There. Now we can create Buttons that execute a Command when clicked. If your application uses a lot of Buttons, that saves a lot of code for adding ClickListeners. And the code you might've put in those anonymous ClickListeners is now safely encapsulated inside a reusable Command class. I use some variation on CommandButton in almost every application I build. Here's another one I use:

public class CommandLabel extends Label {
  public CommandButton(final String text, final Command command) {
    super(html);
    addClickListener(new ClickListener() {
      public void onClick(Widget sender) {
        command.execute();
      }
    });
  }
}

Almost identical to CommandButton, isn't it? This one just uses a text Label instead of a Button. You can do the same with an Image if you want (and I have). I even wrote one with a ToggleButton.

At some point, I'm going to find the time to start a library project with all of these simple Widget extensions.

public int getValue()

This week I committed my first change as a member of the GWT Incubator project. That change was to introduce an interface, HasValue. This by itself is no monumental achievement. The interface is very simple:

public interface HasValue<T> {
 T getValue();
 void setValue(T value);
}
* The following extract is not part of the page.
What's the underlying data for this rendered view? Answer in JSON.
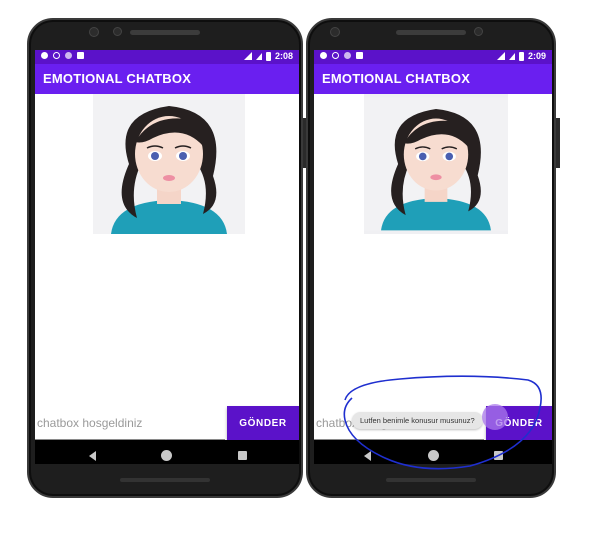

But this simple interface will facilitate the creation of more complex features such as libraries for data binding or validation.

HasValue provides a layer of abstraction around Widgets, allowing access to the underlying data model through a common API. HasValue works with simple Widgets and data types as well as complex data types and composite Widgets.

Consider two Widgets (both from the Incubator) for selecting a Date value:

DatePicker picker = new DatePicker();
DropDownListBox<Date> dropDown = new DropDownListBox<Date>();

Both implement HasValue<Date> so you could, for example, write a BirthdayValidator that ensures the selected Date is before today. This validator would have a HasValue<Date> parameter and could validate either of the two Widgets above, or any other Widget implementing the HasValue<Date> interface, without additional coding to support those Widgets.

Right now HasValue exists only in the Incubator, but there is support for including it in the next GWT release, version 1.6. Hopefully that release will see HasValue implemented by most of the standard GWT Widgets. In the mean time, I would love to see how GWT application developers use HasValue in their own projects. If you haven't worked with the Incubator before, you'll want to setup the project locally so you can build the latest features. Here's where to start:

Setting up the GWT Incubator project